Recognized as the leading underwater lifestyle photographer in the world, Henrik Sørensen has made it his trademark to capture that one moment where everything adds up to create an effortless and unique experience.
When shooting images the forces of nature are not easily tamed. Photographer Henrik Sorensen has made it his niche to make it look like a piece of cake to shoot in otherwise uncontrollable environments. Whether he is shooting chiffon in the water, moving athletes or flour-bombs, it seems as if Sorensen’s gravity-defying photos have captured that exact moment when the magic happened.
Staging the unpredictable.
After sitting down with Sorensen in his enormous flat and atelier overlooking the lakes in the centre of Copenhagen, WELUM learned that taming the elements and capturing the perfect moment might have another dimension to it.
When planning one of his sought after photos, Sorensen explains how his eye-catching photos come to life. The preparation and planning centers around a visualization of the exact motif he is looking for down to the smallest detail—an identification of what will later look like the perfect moment captured by his lens. Then starts the planning of how to get there. Accepting that he cannot rely on that one coincidental perfect moment that creates jaw-dropping photos, Sorensen stages every step of the way, acknowledging that some factors are out of his control. The x-factor. It is this factor, the uncalculated, that makes the perfect moment—when all the planning aligns with the force majeure that elements bring to a photo, and adds a surprise dimension that elevates the photo from planned perfection to THE perfect moment!

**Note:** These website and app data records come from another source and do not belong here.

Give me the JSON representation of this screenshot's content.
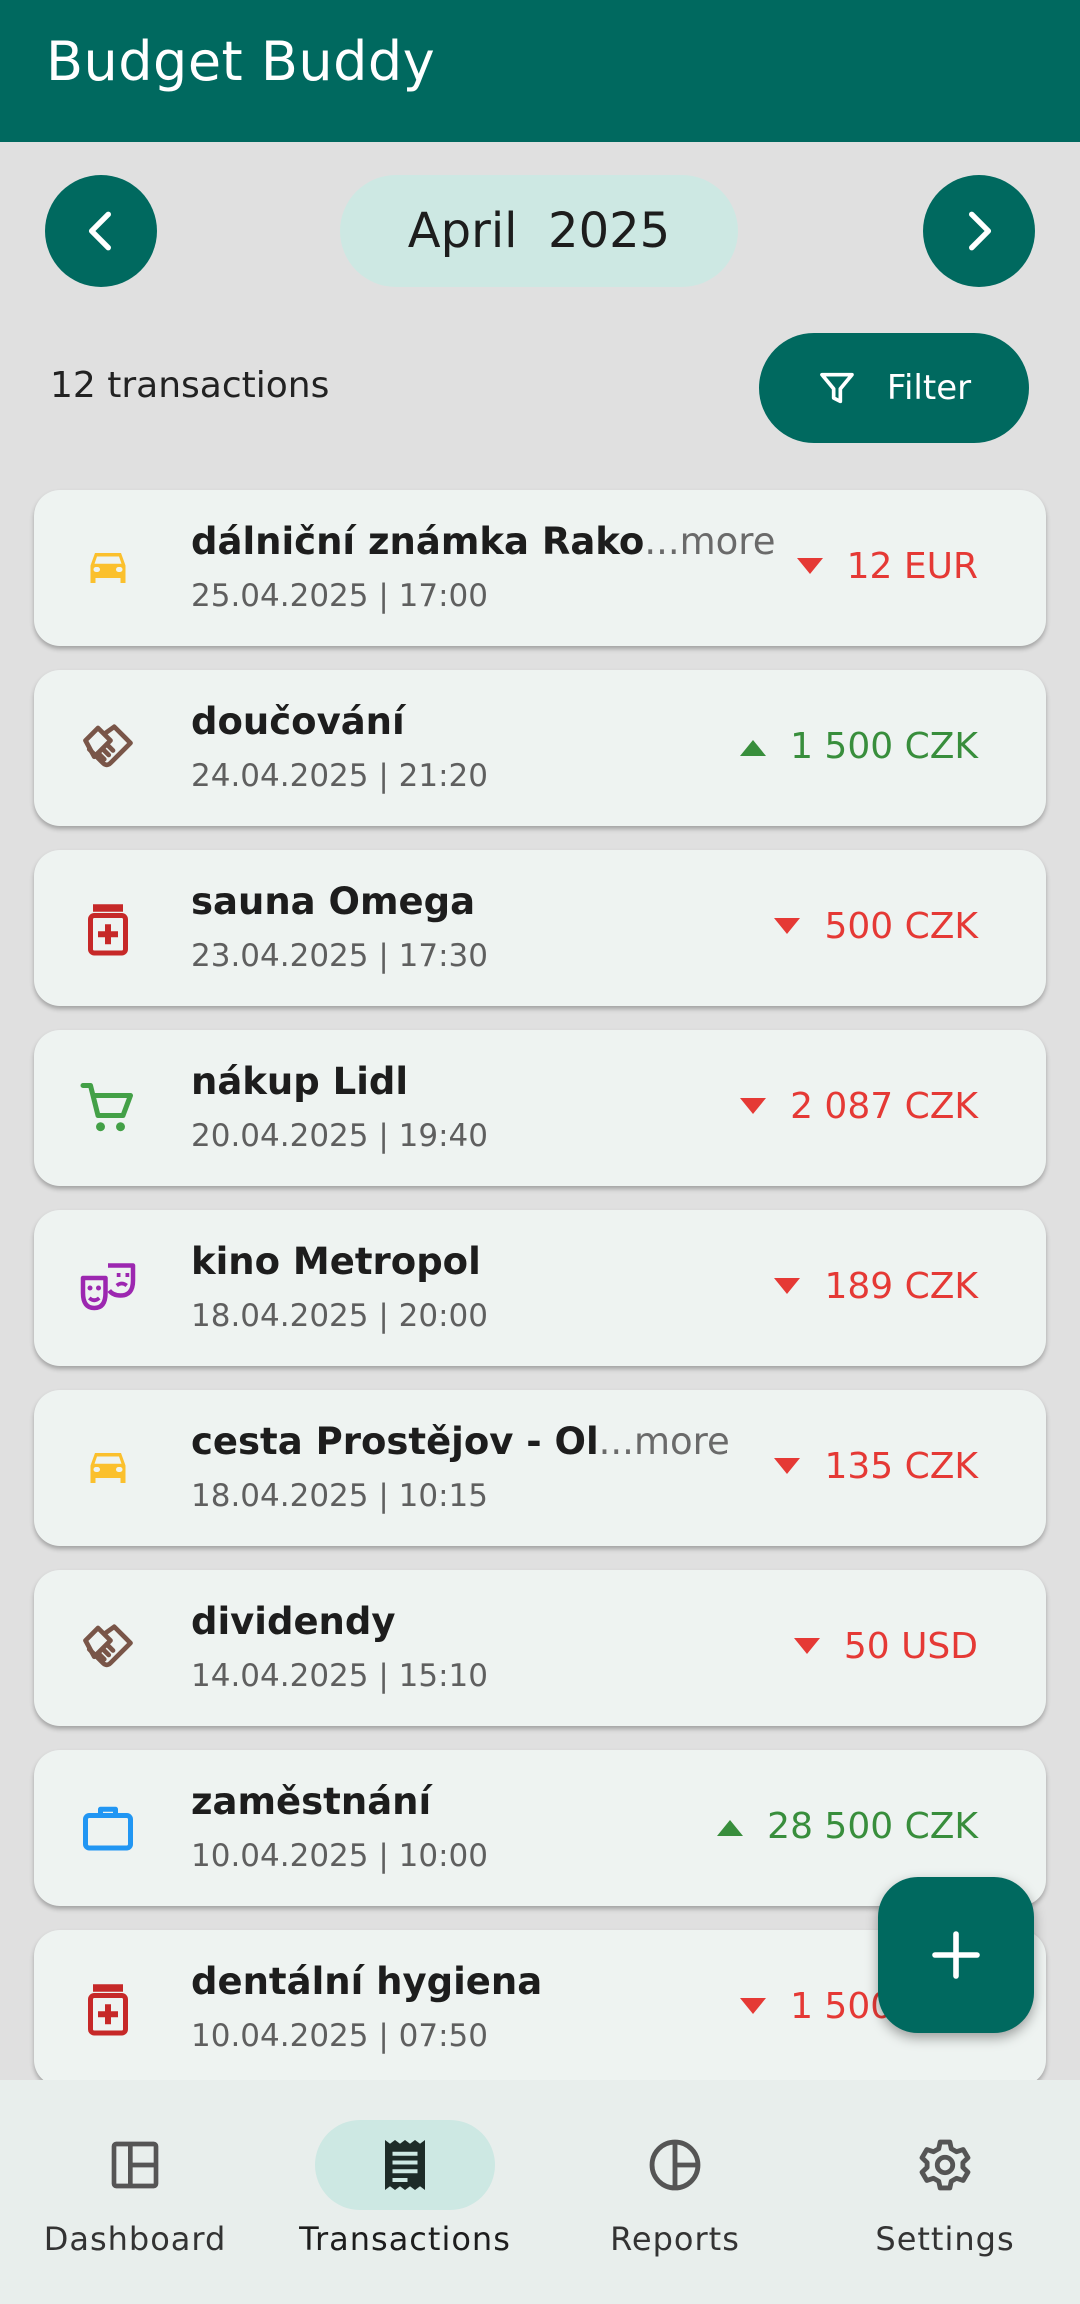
{
  "app": {
    "title": "Budget Buddy"
  },
  "month_nav": {
    "label": "April  2025"
  },
  "summary": {
    "count": "12 transactions",
    "filter_label": "Filter"
  },
  "transactions": [
    {
      "name": "dálniční známka Rako",
      "more": "...more",
      "date": "25.04.2025 | 17:00",
      "amount": "12 EUR",
      "direction": "down",
      "icon": "car-icon",
      "color": "#fbc02d"
    },
    {
      "name": "doučování",
      "more": "",
      "date": "24.04.2025 | 21:20",
      "amount": "1 500 CZK",
      "direction": "up",
      "icon": "handshake-icon",
      "color": "#795548"
    },
    {
      "name": "sauna Omega",
      "more": "",
      "date": "23.04.2025 | 17:30",
      "amount": "500 CZK",
      "direction": "down",
      "icon": "medicine-icon",
      "color": "#c62828"
    },
    {
      "name": "nákup Lidl",
      "more": "",
      "date": "20.04.2025 | 19:40",
      "amount": "2 087 CZK",
      "direction": "down",
      "icon": "cart-icon",
      "color": "#43a047"
    },
    {
      "name": "kino Metropol",
      "more": "",
      "date": "18.04.2025 | 20:00",
      "amount": "189 CZK",
      "direction": "down",
      "icon": "theater-icon",
      "color": "#9c27b0"
    },
    {
      "name": "cesta Prostějov - Ol",
      "more": "...more",
      "date": "18.04.2025 | 10:15",
      "amount": "135 CZK",
      "direction": "down",
      "icon": "car-icon",
      "color": "#fbc02d"
    },
    {
      "name": "dividendy",
      "more": "",
      "date": "14.04.2025 | 15:10",
      "amount": "50 USD",
      "direction": "down",
      "icon": "handshake-icon",
      "color": "#795548"
    },
    {
      "name": "zaměstnání",
      "more": "",
      "date": "10.04.2025 | 10:00",
      "amount": "28 500 CZK",
      "direction": "up",
      "icon": "briefcase-icon",
      "color": "#2196f3"
    },
    {
      "name": "dentální hygiena",
      "more": "",
      "date": "10.04.2025 | 07:50",
      "amount": "1 500 CZK",
      "direction": "down",
      "icon": "medicine-icon",
      "color": "#c62828"
    }
  ],
  "bottom_nav": [
    {
      "label": "Dashboard",
      "icon": "dashboard-icon",
      "active": false
    },
    {
      "label": "Transactions",
      "icon": "receipt-icon",
      "active": true
    },
    {
      "label": "Reports",
      "icon": "pie-chart-icon",
      "active": false
    },
    {
      "label": "Settings",
      "icon": "gear-icon",
      "active": false
    }
  ],
  "colors": {
    "primary": "#00695f",
    "accent_light": "#cde8e3",
    "negative": "#e53935",
    "positive": "#388e3c"
  }
}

A love affair with water.
Sorensen’s interest in movement was ignited ten years ago when he and dancer Louise Seloy experimented with shape, dance, and splashes of water at a photo shoot for Getty Images. Two years after his first fling with movement and the unexpected effects of water, Sorensen’s first underwater shoot featured a violinist submerged in a pool using the mirrored surface to create a beautiful macabre headless figure playing an underwater solo.
The underwater shot was made in a glass-lined pool, allowing Sorensen to use his regular equipment, as he had access to his subject through the thick glass making up the inside walls of the basin.
Two more years passed before Sorensen could purchase required gear to start experimenting underwater in a wetsuit facing his subject in equal underwater terms. His visions and constant eye to detail and reality have landed him campaigns for world-renowned manufacturer of cameras, Hasselblad, as well as a long line of brands, allowing him to develop his understanding of movement and how to capture it the best. Though underwater shooting might be his signature, both wind, paint, coloured smoke, powder and paint have been through the creative machinery at Henrik Sørensen’s studio.
Henrik Sørensen on:
What he will never do again:
"I will never again shoot with coloured powder or paint...until I forget how messy it was!"
The perfect moment:
"When the result exceeds the expectations. Luckily it happens quite often"
Most hard to capture:
"For Hewlett Packard I shot athletes outdoor with coloured smoke. FYI, wind and smoke are very hard to control!"
"I would love to shoot an abstract and anatomical series of athletes and dancers wearing a light suit, enabling the camera to capture their every movement in a sequence.